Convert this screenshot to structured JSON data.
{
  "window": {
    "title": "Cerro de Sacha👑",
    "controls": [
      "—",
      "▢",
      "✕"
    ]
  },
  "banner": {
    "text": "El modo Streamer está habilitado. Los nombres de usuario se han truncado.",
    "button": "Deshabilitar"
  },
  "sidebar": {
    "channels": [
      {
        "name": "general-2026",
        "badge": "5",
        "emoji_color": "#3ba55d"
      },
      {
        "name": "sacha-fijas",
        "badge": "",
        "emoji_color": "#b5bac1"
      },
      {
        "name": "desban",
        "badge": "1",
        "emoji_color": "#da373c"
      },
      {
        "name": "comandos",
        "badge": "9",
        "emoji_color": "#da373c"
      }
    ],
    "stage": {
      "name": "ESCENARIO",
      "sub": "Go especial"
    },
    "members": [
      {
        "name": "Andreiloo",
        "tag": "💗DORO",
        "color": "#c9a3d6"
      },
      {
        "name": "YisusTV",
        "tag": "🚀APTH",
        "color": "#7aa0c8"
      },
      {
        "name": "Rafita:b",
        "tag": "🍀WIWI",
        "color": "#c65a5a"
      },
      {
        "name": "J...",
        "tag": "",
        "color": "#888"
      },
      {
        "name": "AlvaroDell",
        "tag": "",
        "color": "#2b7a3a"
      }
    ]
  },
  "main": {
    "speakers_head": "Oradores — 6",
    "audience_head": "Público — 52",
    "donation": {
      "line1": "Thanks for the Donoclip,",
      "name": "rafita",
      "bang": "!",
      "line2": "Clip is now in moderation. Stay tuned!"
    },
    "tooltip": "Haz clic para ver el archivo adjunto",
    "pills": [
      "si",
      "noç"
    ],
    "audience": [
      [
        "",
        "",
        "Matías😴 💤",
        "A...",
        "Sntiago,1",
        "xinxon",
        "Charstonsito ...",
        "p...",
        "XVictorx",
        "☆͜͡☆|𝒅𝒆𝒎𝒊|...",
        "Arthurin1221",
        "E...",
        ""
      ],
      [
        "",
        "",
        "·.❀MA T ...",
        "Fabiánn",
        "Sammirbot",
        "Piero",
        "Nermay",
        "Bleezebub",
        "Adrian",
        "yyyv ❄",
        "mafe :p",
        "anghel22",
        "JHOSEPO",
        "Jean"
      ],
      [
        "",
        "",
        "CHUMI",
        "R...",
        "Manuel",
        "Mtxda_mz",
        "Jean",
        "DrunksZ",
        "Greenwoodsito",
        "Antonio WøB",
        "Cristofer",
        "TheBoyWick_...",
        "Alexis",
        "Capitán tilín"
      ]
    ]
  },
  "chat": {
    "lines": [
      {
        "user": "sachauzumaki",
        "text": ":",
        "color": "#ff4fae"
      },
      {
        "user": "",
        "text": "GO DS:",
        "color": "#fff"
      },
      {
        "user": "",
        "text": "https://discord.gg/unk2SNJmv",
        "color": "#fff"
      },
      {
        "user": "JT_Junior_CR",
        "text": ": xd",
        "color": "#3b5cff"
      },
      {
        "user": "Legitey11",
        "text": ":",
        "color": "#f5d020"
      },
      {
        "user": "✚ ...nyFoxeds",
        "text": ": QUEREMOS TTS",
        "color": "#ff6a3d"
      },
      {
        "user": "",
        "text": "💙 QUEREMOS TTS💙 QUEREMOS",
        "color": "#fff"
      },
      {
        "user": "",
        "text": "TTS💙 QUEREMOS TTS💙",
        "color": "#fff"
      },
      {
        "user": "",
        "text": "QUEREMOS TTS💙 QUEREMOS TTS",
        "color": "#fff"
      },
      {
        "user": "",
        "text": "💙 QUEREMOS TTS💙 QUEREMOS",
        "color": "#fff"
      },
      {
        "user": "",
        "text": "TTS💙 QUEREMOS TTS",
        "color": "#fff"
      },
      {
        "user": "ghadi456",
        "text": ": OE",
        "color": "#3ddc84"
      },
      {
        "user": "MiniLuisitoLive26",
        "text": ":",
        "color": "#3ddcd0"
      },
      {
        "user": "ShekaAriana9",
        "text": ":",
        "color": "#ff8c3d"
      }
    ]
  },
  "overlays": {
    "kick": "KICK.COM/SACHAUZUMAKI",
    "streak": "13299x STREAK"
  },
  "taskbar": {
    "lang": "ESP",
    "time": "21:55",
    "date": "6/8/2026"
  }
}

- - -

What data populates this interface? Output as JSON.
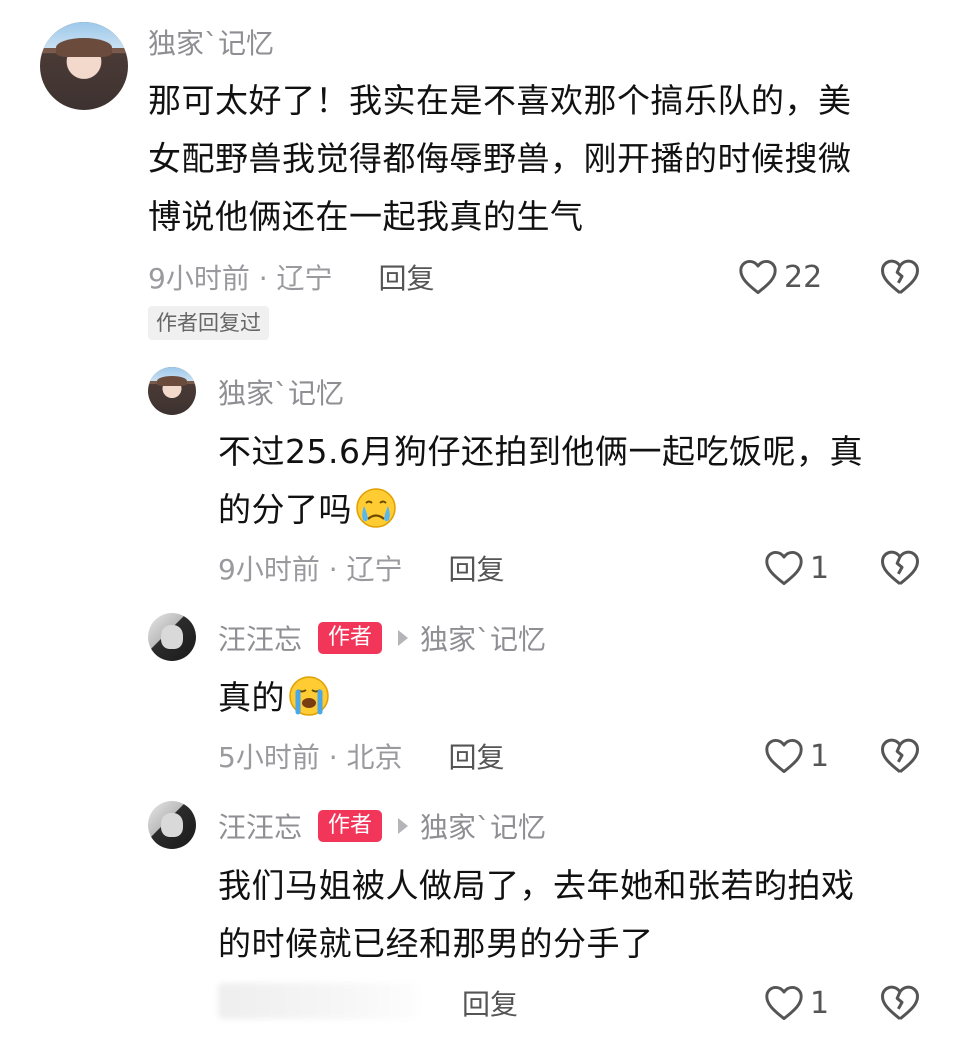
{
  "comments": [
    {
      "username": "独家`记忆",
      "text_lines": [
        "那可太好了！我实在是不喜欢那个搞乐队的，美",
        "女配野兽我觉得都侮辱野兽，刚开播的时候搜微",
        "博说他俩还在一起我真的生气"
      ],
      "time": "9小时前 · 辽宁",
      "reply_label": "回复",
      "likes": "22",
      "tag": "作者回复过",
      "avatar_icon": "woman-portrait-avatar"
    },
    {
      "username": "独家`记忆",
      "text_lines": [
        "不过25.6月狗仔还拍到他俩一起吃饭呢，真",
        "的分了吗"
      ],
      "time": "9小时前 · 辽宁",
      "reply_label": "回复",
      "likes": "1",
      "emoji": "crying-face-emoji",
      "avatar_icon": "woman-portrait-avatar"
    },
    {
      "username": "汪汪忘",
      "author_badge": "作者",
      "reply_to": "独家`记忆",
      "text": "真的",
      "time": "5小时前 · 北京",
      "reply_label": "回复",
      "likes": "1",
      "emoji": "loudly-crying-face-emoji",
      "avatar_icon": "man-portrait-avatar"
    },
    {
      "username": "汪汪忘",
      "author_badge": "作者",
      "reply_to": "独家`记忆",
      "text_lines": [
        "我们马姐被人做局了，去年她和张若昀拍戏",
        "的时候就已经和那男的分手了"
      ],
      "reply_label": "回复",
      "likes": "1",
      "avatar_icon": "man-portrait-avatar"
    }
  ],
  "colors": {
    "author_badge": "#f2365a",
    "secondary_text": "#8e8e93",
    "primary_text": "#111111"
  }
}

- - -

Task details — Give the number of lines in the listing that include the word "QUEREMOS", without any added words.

Task answer — 6